I remember very little of my rescue. There were lots of people in uniform and my sister yelling and pain – lots of pain. I was in and out on the way to the hospital but I remember I passed through the room behind the window at some point. And from my stretcher, through the chaos, I saw in that room a single chair facing the window. It was covered in a deep layer of dust.
I was never visited by anyone official, let alone asked to give a statement. Charlotte stayed by my side at the hospital for months while I recovered. She wouldn’t say much about that day although she finally did tell me something. She that that they wouldn’t let her ride with me to the hospital and that someone offered her a ride. On that drive she’d been spoken to by two people that had convinced her to never speak of what had happened and to convince me of the same. Whatever they threatened her with had her begging me to agree. And I did – at the time.
I am still to this day learning to walk without aid. I never saw Mayhem Mountain again. The loan defaulted and Adventure Valley was bought up by an unknown LLC which bulldozed it and built a block of apartments over the top. They’re still empty to this day.
I don’t like the dark anymore. It reminds me of the horror my friends experienced as they looked down and saw the track end before they disappeared into that hole. I try not to think of what they must have felt as they fell down the shaft in complete darkness, strapped to a roller coaster, waiting for the terrible end. I wish I’d chosen the pool, if only to save them from that fate.
As for the billionaire’s son, he was only ‘simple’ in the fact that he was a man of simple tastes. And he still is.
I looked him up once, only a few years ago. He owns several amusement parks now, all sizable but small enough to be popular only in their specific regions. In fact, one is not very far from where I live now.

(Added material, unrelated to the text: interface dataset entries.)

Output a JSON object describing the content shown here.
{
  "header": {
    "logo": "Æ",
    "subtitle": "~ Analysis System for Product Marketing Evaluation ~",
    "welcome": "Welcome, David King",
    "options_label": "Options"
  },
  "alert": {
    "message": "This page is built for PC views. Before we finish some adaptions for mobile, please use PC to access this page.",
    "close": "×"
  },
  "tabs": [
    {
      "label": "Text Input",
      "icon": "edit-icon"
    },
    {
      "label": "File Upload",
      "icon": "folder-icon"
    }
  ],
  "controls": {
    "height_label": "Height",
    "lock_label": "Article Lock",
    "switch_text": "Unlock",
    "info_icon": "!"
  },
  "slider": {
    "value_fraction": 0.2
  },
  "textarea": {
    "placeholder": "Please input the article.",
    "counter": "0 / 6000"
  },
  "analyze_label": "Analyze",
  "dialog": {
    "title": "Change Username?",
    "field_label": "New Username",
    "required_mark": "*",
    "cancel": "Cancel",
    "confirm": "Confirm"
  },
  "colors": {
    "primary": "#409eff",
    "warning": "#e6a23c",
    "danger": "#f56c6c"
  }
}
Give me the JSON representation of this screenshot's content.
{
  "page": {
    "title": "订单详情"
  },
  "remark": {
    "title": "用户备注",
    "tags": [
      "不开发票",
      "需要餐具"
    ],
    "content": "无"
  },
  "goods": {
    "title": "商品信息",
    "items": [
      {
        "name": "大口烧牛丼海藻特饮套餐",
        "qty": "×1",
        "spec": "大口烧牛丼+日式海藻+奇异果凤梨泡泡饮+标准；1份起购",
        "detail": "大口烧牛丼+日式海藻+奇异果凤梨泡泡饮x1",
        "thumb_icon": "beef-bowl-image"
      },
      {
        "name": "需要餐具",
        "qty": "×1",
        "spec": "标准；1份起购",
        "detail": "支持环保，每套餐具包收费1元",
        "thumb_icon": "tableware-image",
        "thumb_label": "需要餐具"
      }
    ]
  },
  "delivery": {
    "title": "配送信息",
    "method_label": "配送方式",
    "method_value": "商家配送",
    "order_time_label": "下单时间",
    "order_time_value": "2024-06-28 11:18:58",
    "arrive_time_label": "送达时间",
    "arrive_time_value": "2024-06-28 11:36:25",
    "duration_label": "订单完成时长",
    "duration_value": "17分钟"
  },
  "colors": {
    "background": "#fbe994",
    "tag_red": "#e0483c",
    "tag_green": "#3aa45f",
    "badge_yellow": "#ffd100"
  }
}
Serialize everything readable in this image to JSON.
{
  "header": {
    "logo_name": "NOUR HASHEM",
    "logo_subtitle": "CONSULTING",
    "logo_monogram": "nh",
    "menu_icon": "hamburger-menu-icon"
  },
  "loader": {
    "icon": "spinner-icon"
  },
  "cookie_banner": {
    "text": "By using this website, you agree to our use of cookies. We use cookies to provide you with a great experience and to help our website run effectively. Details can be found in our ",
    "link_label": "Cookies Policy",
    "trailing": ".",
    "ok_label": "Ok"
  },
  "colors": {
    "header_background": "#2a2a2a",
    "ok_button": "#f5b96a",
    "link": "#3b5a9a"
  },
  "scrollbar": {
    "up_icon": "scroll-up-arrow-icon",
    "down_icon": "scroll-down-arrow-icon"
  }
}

I’ve thought about going many times, just to check, just to see. But then I realized that I probably didn’t need to search all the rides in the park to know.
Because I know that somewhere in that park, some ride in some corner…has a Track B.